Indeed, the two presidents have given speeches with almost identical language on the subject—and the various components of U.S. policy.

Six days after the 9/11 attacks in 2001, President George W. Bush spoke at the Islamic Center of Washington.

“These acts of violence against innocents violate the fundamental tenets of the Islamic faith. And it’s important for my fellow Americans to understand that,” he said. “The face of terror is not the true faith of Islam. . . . Islam is peace. These terrorists don’t represent peace.  They represent evil and war.”

Speaking Wednesday, at the White House summit on violent extremism, President Obama said, “We are not at war with Islam. We are at war with people who have perverted Islam. . . . [T]he terrorists do not speak for over a billion Muslims who reject their hateful ideology. They no more represent Islam than any madman who kills innocents in the name of God represents Christianity or Judaism or Buddhism or Hinduism.”

Nothing different.

Both presidents have also promoted democracy—meaning political participation, equal justice, and basic freedoms–to counter extremism.

President Bush discussed democracy promotion in the Middle East at the National Endowment for Democracy in 2003.

“Successful societies limit the power of the state and the power of the military–so that governments respond to the will of the people, and not the will of an elite,” he said. “Successful societies protect freedom with the consistent and impartial rule of law, instead of … selectively applying the law to punish political opponents. Successful societies allow room for healthy civic institutions–for political parties and labor unions and independent newspapers and broadcast media.”

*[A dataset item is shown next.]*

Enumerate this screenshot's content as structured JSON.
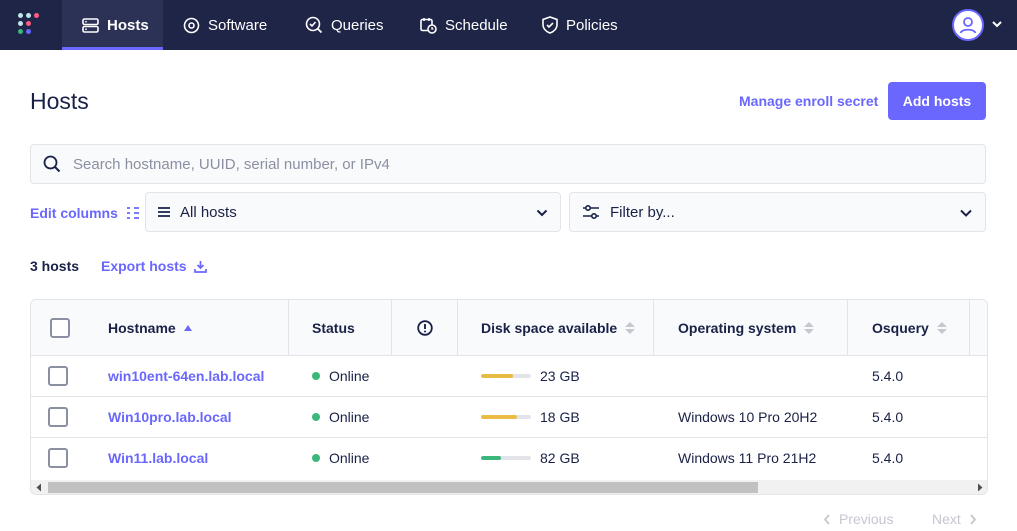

On Thursday, President Obama said that democracy is an essential part of the cure for extremism.

“When people are oppressed, and human rights are denied–particularly along sectarian lines or ethnic lines–when dissent is silenced, it feeds violent extremism,” he said. “And so we must recognize that lasting stability and real security require democracy.  That means free elections where people can choose their own future, and independent judiciaries that uphold the rule of law, and police and security forces that respect human rights, and free speech and freedom for civil society groups. And it means freedom of religion–because when people are free to practice their faith as they choose, it helps hold diverse societies together.”

Almost identical language.

In his 2001 speech at Washington’s Islamic Center, President Bush pointedly lauded Muslims in the U.S.:

“America counts millions of Muslims amongst our citizens, and Muslims make an incredibly valuable contribution to our country. Muslims are doctors, lawyers, law professors, members of the military, entrepreneurs, shopkeepers, moms and dads. And they need to be treated with respect. In our anger and emotion, our fellow Americans must treat each other with respect.”

On Wednesday, President Obama noted that, “to their credit,” there are “respected Muslim clerics and scholars not just here in the United States but around the world who push back on this twisted interpretation of their faith.”

The same show of respect.

There is no meaningful gap on the guiding principles. So it’s time–for the good of both sides–for petty political bickering over U.S. policy on extremism to stop.

The opinions expressed here are solely those of the author. 

This article was originally published in The Wall Street Journal's Washington Wire.